A lot of folks who used to work for me still stay in touch, especially when there’s an energy mystery to be solved. Not long ago, my pal Nate e-mailed me with a real puzzler.
It seems that a building at which he was working was converting from steam heat to hydronic (forced hot water) heat. An excellent idea, if executed correctly. A hydronic heating system has the potential to cut a building’s heat and hot water consumption in half – or better – if the existing system is steam. Occupant comfort will usually improve as well.
But there is that little matter of correct execution. To achieve its full savings potential, a hydronic heating system generally must include a low-water-content boiler or boilers, the ability to vary boiler output over the full range of the heating load, variable speed pumps, and room-by-room heat control. New materials and methods, like PEX pipe and crimp-type pipe connectors, make retrofit projects easier and faster, which reduces installation cost.

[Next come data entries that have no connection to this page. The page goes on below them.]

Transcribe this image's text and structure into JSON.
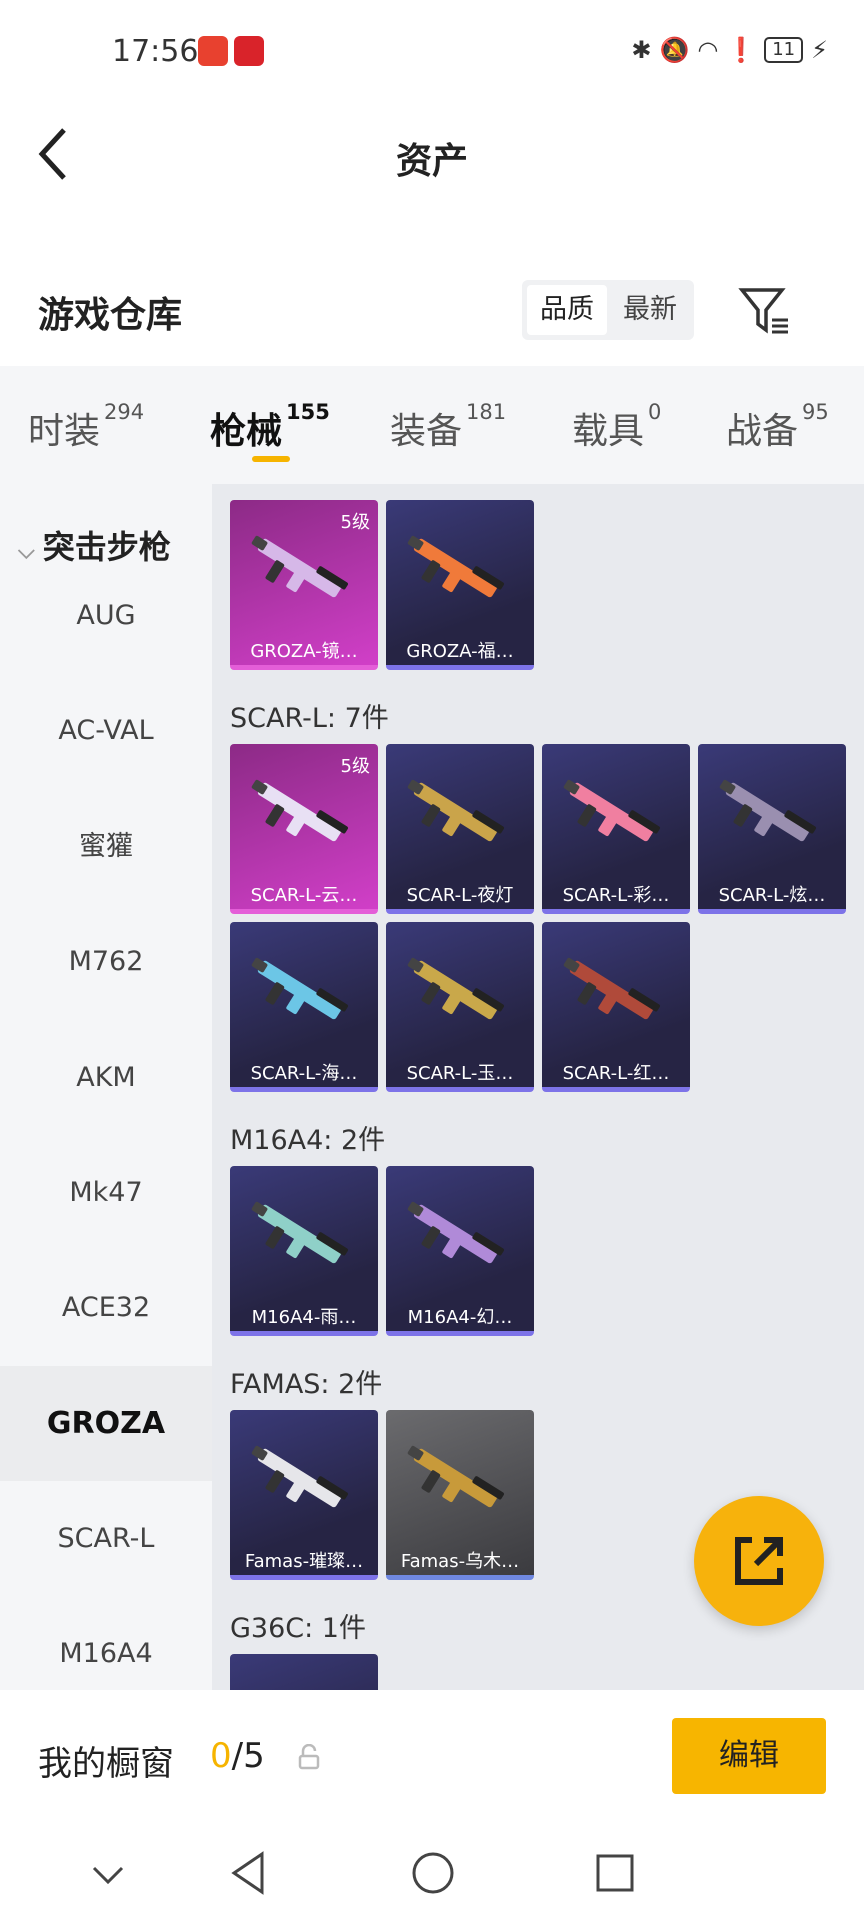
{
  "status_bar": {
    "time": "17:56",
    "battery": "11"
  },
  "header": {
    "title": "资产"
  },
  "warehouse": {
    "title": "游戏仓库",
    "sort": [
      "品质",
      "最新"
    ]
  },
  "tabs": [
    {
      "label": "时装",
      "count": "294"
    },
    {
      "label": "枪械",
      "count": "155"
    },
    {
      "label": "装备",
      "count": "181"
    },
    {
      "label": "载具",
      "count": "0"
    },
    {
      "label": "战备",
      "count": "95"
    }
  ],
  "sidebar": {
    "category": "突击步枪",
    "items": [
      "AUG",
      "AC-VAL",
      "蜜獾",
      "M762",
      "AKM",
      "Mk47",
      "ACE32",
      "GROZA",
      "SCAR-L",
      "M16A4"
    ],
    "selected": "GROZA"
  },
  "groups": [
    {
      "header": "",
      "items": [
        {
          "name": "GROZA-镜…",
          "level": "5级",
          "style": "pink"
        },
        {
          "name": "GROZA-福…",
          "style": "blue"
        }
      ]
    },
    {
      "header": "SCAR-L: 7件",
      "items": [
        {
          "name": "SCAR-L-云…",
          "level": "5级",
          "style": "pink"
        },
        {
          "name": "SCAR-L-夜灯",
          "style": "blue"
        },
        {
          "name": "SCAR-L-彩…",
          "style": "blue"
        },
        {
          "name": "SCAR-L-炫…",
          "style": "blue"
        },
        {
          "name": "SCAR-L-海…",
          "style": "blue"
        },
        {
          "name": "SCAR-L-玉…",
          "style": "blue"
        },
        {
          "name": "SCAR-L-红…",
          "style": "blue"
        }
      ]
    },
    {
      "header": "M16A4: 2件",
      "items": [
        {
          "name": "M16A4-雨…",
          "style": "blue"
        },
        {
          "name": "M16A4-幻…",
          "style": "blue"
        }
      ]
    },
    {
      "header": "FAMAS: 2件",
      "items": [
        {
          "name": "Famas-璀璨…",
          "style": "blue"
        },
        {
          "name": "Famas-乌木…",
          "style": "gray"
        }
      ]
    },
    {
      "header": "G36C: 1件",
      "items": [
        {
          "name": "",
          "style": "blue"
        }
      ]
    }
  ],
  "showcase": {
    "label": "我的橱窗",
    "current": "0",
    "total": "/5",
    "edit": "编辑"
  },
  "colors": {
    "accent": "#f7b500",
    "rare_pink": "#d13fc8",
    "card_blue": "#2c2a52"
  }
}
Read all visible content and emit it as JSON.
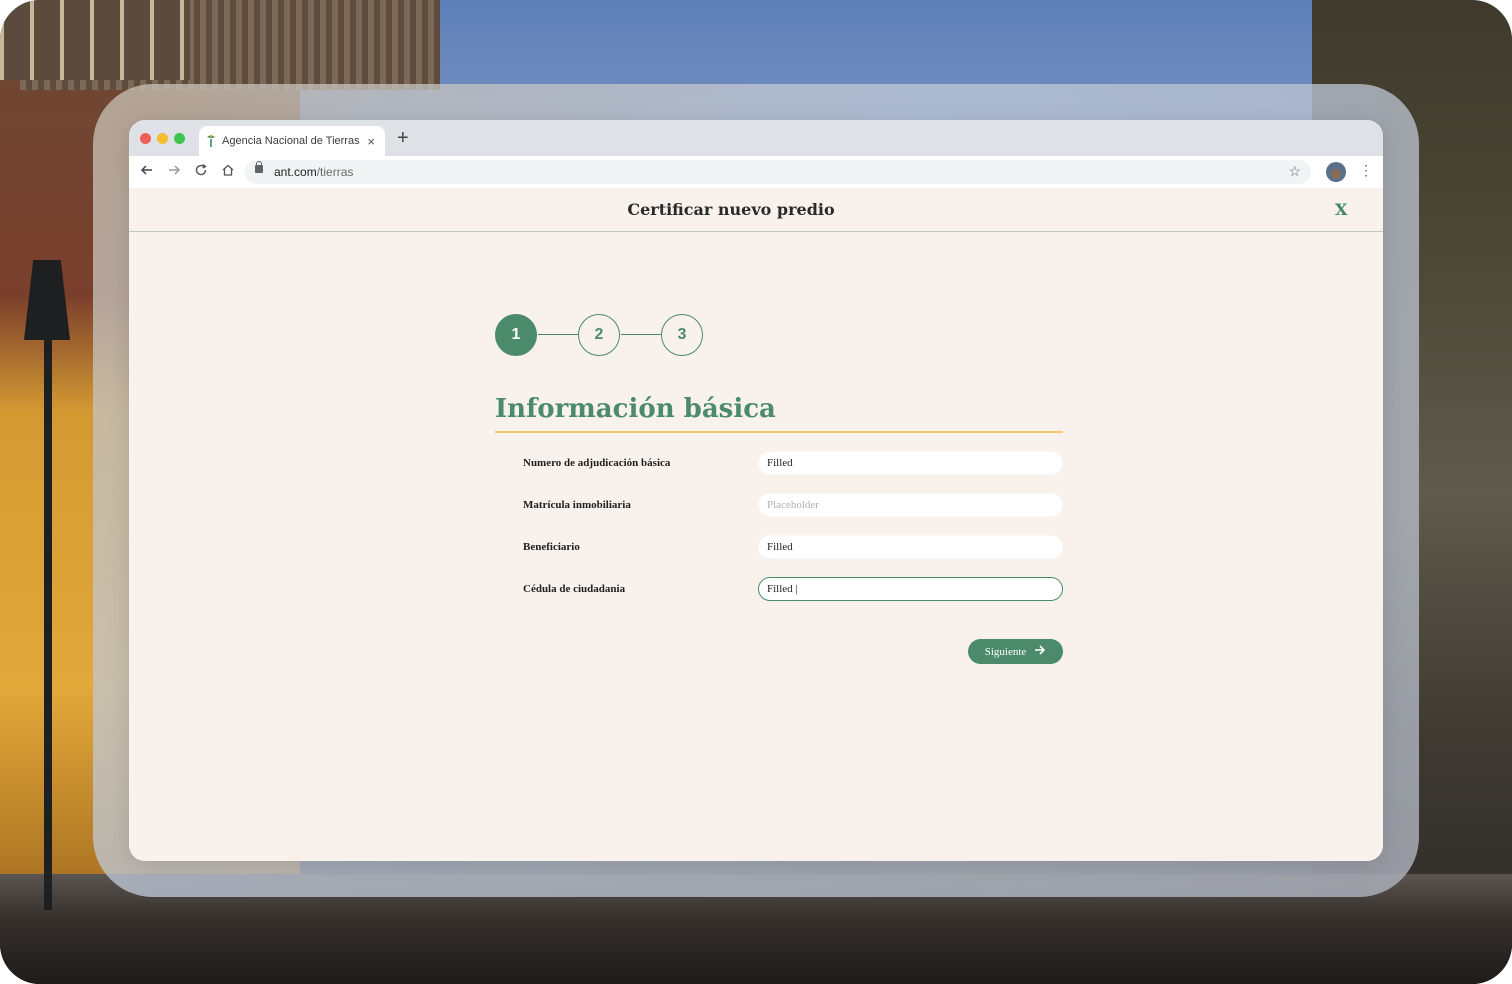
{
  "browser": {
    "tab_title": "Agencia Nacional de Tierras",
    "tab_close": "×",
    "new_tab": "+",
    "url_host": "ant.com",
    "url_path": "/tierras"
  },
  "header": {
    "title": "Certificar nuevo predio",
    "close_label": "X"
  },
  "stepper": {
    "steps": [
      "1",
      "2",
      "3"
    ],
    "active": 1
  },
  "section": {
    "title": "Información básica"
  },
  "form": {
    "fields": [
      {
        "label": "Numero de adjudicación básica",
        "value": "Filled",
        "placeholder": ""
      },
      {
        "label": "Matrícula inmobiliaria",
        "value": "",
        "placeholder": "Placeholder"
      },
      {
        "label": "Beneficiario",
        "value": "Filled",
        "placeholder": ""
      },
      {
        "label": "Cédula de ciudadania",
        "value": "Filled |",
        "placeholder": ""
      }
    ],
    "next_label": "Siguiente"
  },
  "colors": {
    "primary": "#4b8b6b",
    "accent_rule": "#efc96c",
    "page_bg": "#f9f2ec"
  }
}
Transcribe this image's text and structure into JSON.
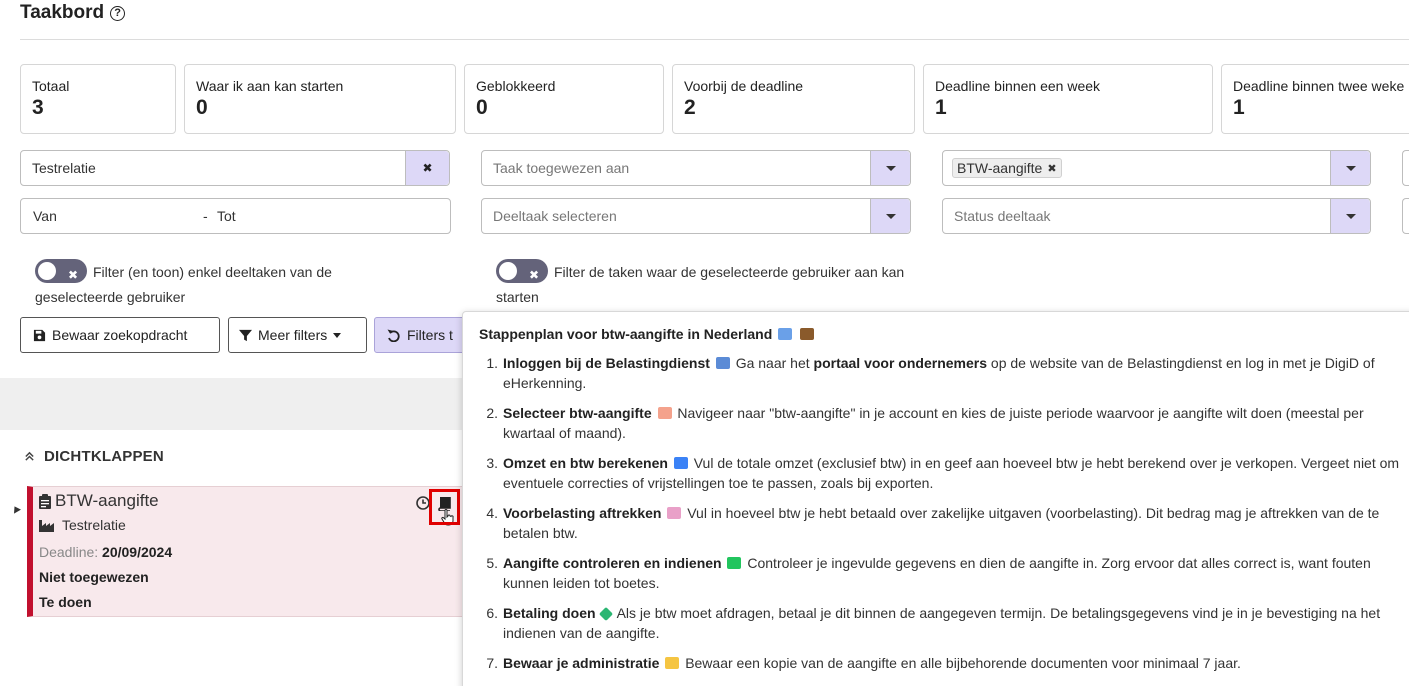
{
  "page": {
    "title": "Taakbord",
    "help_icon": "?"
  },
  "stats": [
    {
      "label": "Totaal",
      "value": "3"
    },
    {
      "label": "Waar ik aan kan starten",
      "value": "0"
    },
    {
      "label": "Geblokkeerd",
      "value": "0"
    },
    {
      "label": "Voorbij de deadline",
      "value": "2"
    },
    {
      "label": "Deadline binnen een week",
      "value": "1"
    },
    {
      "label": "Deadline binnen twee weke",
      "value": "1"
    }
  ],
  "filters": {
    "relation": {
      "value": "Testrelatie",
      "clear": "✖"
    },
    "assigned_to": {
      "placeholder": "Taak toegewezen aan"
    },
    "task_type": {
      "tag": "BTW-aangifte",
      "tag_remove": "✖"
    },
    "date_from": "Van",
    "date_sep": "-",
    "date_to": "Tot",
    "subtask": {
      "placeholder": "Deeltaak selecteren"
    },
    "subtask_status": {
      "placeholder": "Status deeltaak"
    },
    "toggle1_label": "Filter (en toon) enkel deeltaken van de geselecteerde gebruiker",
    "toggle2_label": "Filter de taken waar de geselecteerde gebruiker aan kan starten",
    "toggle_x": "✖"
  },
  "buttons": {
    "save_search": "Bewaar zoekopdracht",
    "more_filters": "Meer filters",
    "reset_filters": "Filters t"
  },
  "group": {
    "collapse_label": "DICHTKLAPPEN"
  },
  "task": {
    "title": "BTW-aangifte",
    "relation": "Testrelatie",
    "deadline_label": "Deadline:",
    "deadline_value": "20/09/2024",
    "assignee": "Niet toegewezen",
    "status": "Te doen"
  },
  "popup": {
    "title": "Stappenplan voor btw-aangifte in Nederland",
    "steps": [
      {
        "n": "1.",
        "bold": "Inloggen bij de Belastingdienst",
        "text1": "Ga naar het ",
        "bold2": "portaal voor ondernemers",
        "text2": " op de website van de Belastingdienst en log in met je DigiD of eHerkenning.",
        "emoji_color": "#5b8bd6"
      },
      {
        "n": "2.",
        "bold": "Selecteer btw-aangifte",
        "text1": "Navigeer naar \"btw-aangifte\" in je account en kies de juiste periode waarvoor je aangifte wilt doen (meestal per kwartaal of maand).",
        "bold2": "",
        "text2": "",
        "emoji_color": "#f4a28c"
      },
      {
        "n": "3.",
        "bold": "Omzet en btw berekenen",
        "text1": "Vul de totale omzet (exclusief btw) in en geef aan hoeveel btw je hebt berekend over je verkopen. Vergeet niet om eventuele correcties of vrijstellingen toe te passen, zoals bij exporten.",
        "bold2": "",
        "text2": "",
        "emoji_color": "#3b82f6"
      },
      {
        "n": "4.",
        "bold": "Voorbelasting aftrekken",
        "text1": "Vul in hoeveel btw je hebt betaald over zakelijke uitgaven (voorbelasting). Dit bedrag mag je aftrekken van de te betalen btw.",
        "bold2": "",
        "text2": "",
        "emoji_color": "#e9a0c8"
      },
      {
        "n": "5.",
        "bold": "Aangifte controleren en indienen",
        "text1": "Controleer je ingevulde gegevens en dien de aangifte in. Zorg ervoor dat alles correct is, want fouten kunnen leiden tot boetes.",
        "bold2": "",
        "text2": "",
        "emoji_color": "#22c55e"
      },
      {
        "n": "6.",
        "bold": "Betaling doen",
        "text1": "Als je btw moet afdragen, betaal je dit binnen de aangegeven termijn. De betalingsgegevens vind je in je bevestiging na het indienen van de aangifte.",
        "bold2": "",
        "text2": "",
        "emoji_color": "#2bb673"
      },
      {
        "n": "7.",
        "bold": "Bewaar je administratie",
        "text1": "Bewaar een kopie van de aangifte en alle bijbehorende documenten voor minimaal 7 jaar.",
        "bold2": "",
        "text2": "",
        "emoji_color": "#f5c542"
      }
    ]
  }
}
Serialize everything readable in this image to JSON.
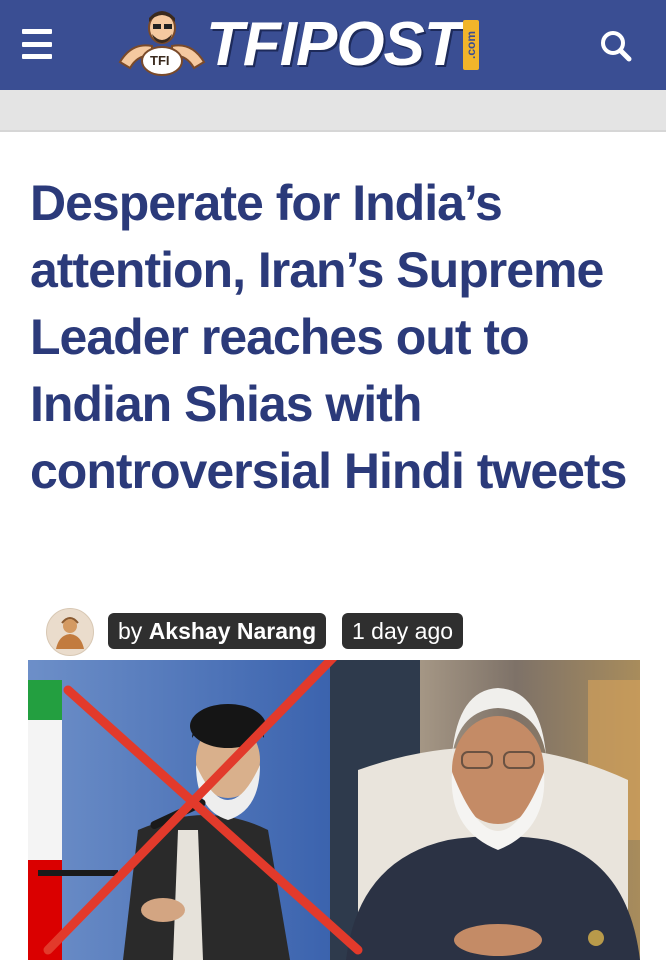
{
  "header": {
    "menu_icon": "hamburger-menu-icon",
    "logo_text": "TFIPOST",
    "logo_suffix": ".com",
    "mascot_badge": "TFI",
    "search_icon": "search-icon",
    "background_color": "#3a4e93"
  },
  "article": {
    "headline": "Desperate for India’s attention, Iran’s Supreme Leader reaches out to Indian Shias with controversial Hindi tweets",
    "author_prefix": "by",
    "author_name": "Akshay Narang",
    "time_ago": "1 day ago",
    "headline_color": "#2b3a7a"
  },
  "image": {
    "overlay_mark": "red-cross",
    "overlay_color": "#e23a2b"
  }
}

Nate’s e-mail, however, wasn’t about any of these things. He was having a much more fundamental problem. The brand-new system whose construction he was overseeing was not sending any heat to an entire half of the building – even though everything looked perfectly OK.
We went through the usual suspects. Pump on? Check. Pump impeller spinning? Check. All valves open? Check. Boiler energized and making heat? Check. Is the pressure drop across the pump correct? Uh, well, someone decided to save money and delete the pressure gauges.
Despite the “value engineering” on the gauges, it sounded like it could be a blockage in the pipe. Except that that’s the first thing that pops into everyone’s mind any time there is a heat distribution problem in any kind of system, and it is almost never the problem. You’d be amazed at how many times a contractor has “fixed” a “blockage” in a hydronic system by installing either a more powerful pump (even though the original pump was already oversized) or one or more unnecessary additional pumps.
I once had a job where the unnecessary additional pump was installed backward and the contractor claimed that he had “solved” the “blockage.” For good measure, he powered the pump with an illegal extension cord that stole its power from the cable company’s nearby panel.
But that’s another story. Suffice it to say that, in this case, any actual blockage would have to be amazingly serious, and with no visible external evidence of its location.
Nate told me he had felt along the pipes to see where they went from hot to not-so-hot, but it was difficult to tell just by feel. And copper pipes conduct heat so well, it’s possible that a pipe that felt warm on the outside could be misleading.
I asked Nate if he had an infrared camera. Not one of those inexpensive temperature guns, but a full-fledged camera that could take an infrared photo of the pipes. Fortunately, he did. I suggested scanning the pipes in the boiler room to see if any kind of obvious pattern emerged.
Nate and his colleagues had to remove a fair amount of pipe insulation to track down the location of the still-theoretical blockage, but after some effort they found what looked like a smoking gun – a large pipe tee fitting where the pipe was hot on one leg and uniformly less hot on the two other legs.
OK, great – but why would a large tee in a brand-new heating system be blocked? It made no sense.
No sense, that is, until Nate ordered the contractor to cut open the tee with a Sawzall. There, stuck inside the pipe (see photo), was a grimy T-shirt (no pun intended by the contractor, I hope) that had been used as a rag when the plumber was sweating the pipe. Perhaps he should have used a sweatshirt instead, but whatever he should have used, he should have removed it before closing up the pipe.